So if we define Islam by the beliefs of its adherents, it may or may not be a religion of peace. But if we define Islam more traditionally, as the system of beliefs and practices taught by Muhammad, then the answer is less ambiguous.”
Perhaps I should interject here to point out that Qureshi is, of course, writing from his experiences growing up. But, as is becoming more apparent every day, not all Western-raised Muslims are taught the peaceful version of Islam. We know that more & more are being radicalized — or, at the very least, taught to hold a rather negative view of the West — in the U.S. and in Europe, even as they reap the many benefits of living here/there.
Qureshi continues here by mentioning something he didn’t realize until he really delved into the actual history of Muhammad and the beginnings of Islam, since most Muslims are taught a rather sanitized version….
“The earliest historical records show that Muhammad launched offensive military campaigns and used violence at times to accomplish his purposes. He used the term jihad in both spiritual and physical contexts, but the physical jihad is the one Muhammad strongly emphasizes. The peaceful practice of Islam hinges on later, often Western, interpretations of Muhammad’s teachings, whereas the more violent variations of Islam are deeply rooted in orthodoxy and history.
Of course, like all people, Muslims in the East and West generally just believe what they are taught. Rarely is there much critical investigation into historical events, and the few that invest the effort usually do the same thing I had done in my TOK class: attempt to defend what is already believed, potentially ignoring or underestimating evidence that points to the contrary. This is only natural, since it is extremely difficult to change beliefs that are dear to the heart.
Such was the case with me. In my heart of hearts, I wanted to know the truth about Islam, but it would be nearly impossible to challenge my childhood beliefs just by investigating them. I would keep finding ways to ignore difficult truths. What I needed was something that would not let me get away with my biases. I needed something that would mercilessly loop my bad arguments before my eyes, again and again and again, until I could avoid them no longer.”
Intrigued?

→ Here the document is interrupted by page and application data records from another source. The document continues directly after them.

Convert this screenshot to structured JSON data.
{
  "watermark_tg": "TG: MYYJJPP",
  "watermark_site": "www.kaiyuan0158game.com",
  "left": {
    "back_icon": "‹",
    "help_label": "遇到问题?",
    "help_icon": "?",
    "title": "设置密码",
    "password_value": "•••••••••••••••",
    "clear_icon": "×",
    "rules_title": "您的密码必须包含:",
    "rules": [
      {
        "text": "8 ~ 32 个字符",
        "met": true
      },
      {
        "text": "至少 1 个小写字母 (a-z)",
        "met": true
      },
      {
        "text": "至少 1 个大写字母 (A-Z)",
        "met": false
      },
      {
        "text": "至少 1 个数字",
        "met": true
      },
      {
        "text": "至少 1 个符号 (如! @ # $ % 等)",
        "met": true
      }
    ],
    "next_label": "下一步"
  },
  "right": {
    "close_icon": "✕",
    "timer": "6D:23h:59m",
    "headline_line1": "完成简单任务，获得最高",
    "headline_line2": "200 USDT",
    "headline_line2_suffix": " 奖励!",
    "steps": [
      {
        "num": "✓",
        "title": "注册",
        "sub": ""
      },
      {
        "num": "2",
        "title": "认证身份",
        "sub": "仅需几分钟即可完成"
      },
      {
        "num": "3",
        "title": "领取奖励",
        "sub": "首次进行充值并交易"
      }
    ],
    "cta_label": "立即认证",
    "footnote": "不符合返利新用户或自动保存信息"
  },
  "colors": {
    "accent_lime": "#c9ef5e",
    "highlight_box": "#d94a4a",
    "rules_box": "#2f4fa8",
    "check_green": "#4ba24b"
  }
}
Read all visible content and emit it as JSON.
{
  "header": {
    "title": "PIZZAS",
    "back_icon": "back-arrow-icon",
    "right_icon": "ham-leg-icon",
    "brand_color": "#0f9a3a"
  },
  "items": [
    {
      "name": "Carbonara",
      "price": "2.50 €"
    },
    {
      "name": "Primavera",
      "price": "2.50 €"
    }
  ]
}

I certainly would be, if I hadn’t already read the book. Qureshi’s descriptions of his home life, his indoctrination into the Quran (Muslim holy book), the hadith (collection of traditions containing sayings of Muhammad), and the Muslim rituals and way of life are very interesting. He explains how close the family unit is, the ways in which the Muslim beliefs and practices are interwoven throughout their lives from the moment they are born, and the important role of community. The reader is given a slightly better understanding (even appreciation?) of those things that often seem so alien to the non-Muslim. It also helps one to understand the great sacrifices of family and community that a person raised in that culture makes when converting from Islam to any other belief system. It is an extremely difficult choice, despite the positive aspects that may be had.
But, as the author states in the epilogue, “All suffering is worth it to follow Jesus. He is that amazing.” Amen! You can read all about what — or, rather, who — that “something” was that God used to encourage and challenge Qureshi’s investigation into the truth about both Islam and Christianity, as well as the amazing events that helped him finally surrender his troubled heart and spirit into the care of the one, true and Living God. Read the book!